-------- Data for this task --------

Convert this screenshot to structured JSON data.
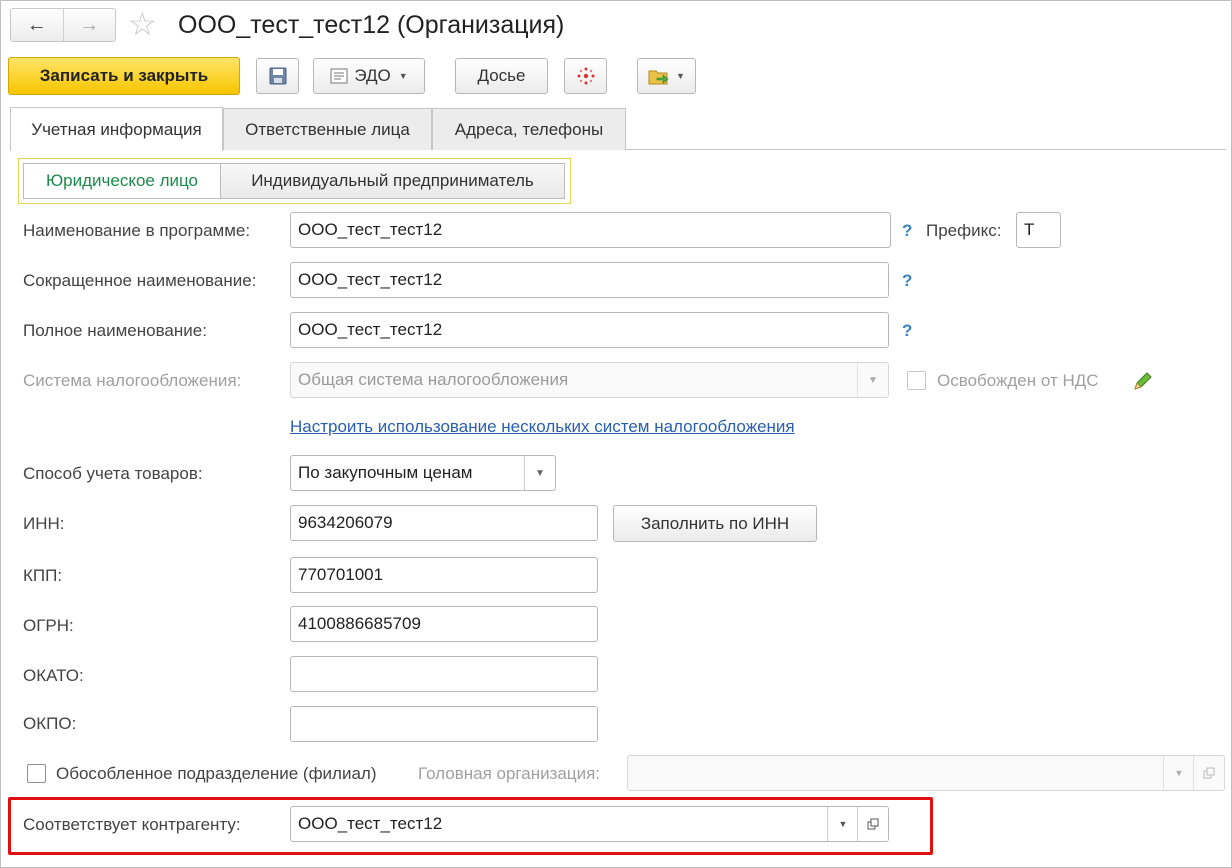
{
  "header": {
    "back_icon": "arrow-left-icon",
    "forward_icon": "arrow-right-icon",
    "favorite_icon": "star-icon",
    "title": "ООО_тест_тест12 (Организация)"
  },
  "toolbar": {
    "save_close": "Записать и закрыть",
    "edo": "ЭДО",
    "dossier": "Досье"
  },
  "tabs": [
    {
      "label": "Учетная информация"
    },
    {
      "label": "Ответственные лица"
    },
    {
      "label": "Адреса, телефоны"
    }
  ],
  "entity_type": {
    "legal": "Юридическое лицо",
    "individual": "Индивидуальный предприниматель",
    "selected": "legal"
  },
  "form": {
    "name_program": {
      "label": "Наименование в программе:",
      "value": "ООО_тест_тест12"
    },
    "prefix": {
      "label": "Префикс:",
      "value": "Т"
    },
    "short_name": {
      "label": "Сокращенное наименование:",
      "value": "ООО_тест_тест12"
    },
    "full_name": {
      "label": "Полное наименование:",
      "value": "ООО_тест_тест12"
    },
    "tax_system": {
      "label": "Система налогообложения:",
      "value": "Общая система налогообложения"
    },
    "vat_exempt": {
      "label": "Освобожден от НДС",
      "checked": false
    },
    "tax_link": "Настроить использование нескольких систем налогообложения",
    "goods_accounting": {
      "label": "Способ учета товаров:",
      "value": "По закупочным ценам"
    },
    "inn": {
      "label": "ИНН:",
      "value": "9634206079"
    },
    "fill_by_inn": "Заполнить по ИНН",
    "kpp": {
      "label": "КПП:",
      "value": "770701001"
    },
    "ogrn": {
      "label": "ОГРН:",
      "value": "4100886685709"
    },
    "okato": {
      "label": "ОКАТО:",
      "value": ""
    },
    "okpo": {
      "label": "ОКПО:",
      "value": ""
    },
    "branch": {
      "label": "Обособленное подразделение (филиал)",
      "checked": false
    },
    "head_org": {
      "label": "Головная организация:",
      "value": ""
    },
    "counterparty": {
      "label": "Соответствует контрагенту:",
      "value": "ООО_тест_тест12"
    },
    "help": "?"
  },
  "colors": {
    "primary_button": "#f6c500",
    "highlight_border": "#e01010",
    "link": "#2a5fb0",
    "help": "#3b83c4"
  }
}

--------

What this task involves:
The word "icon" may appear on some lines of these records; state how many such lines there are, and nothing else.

Response below:
3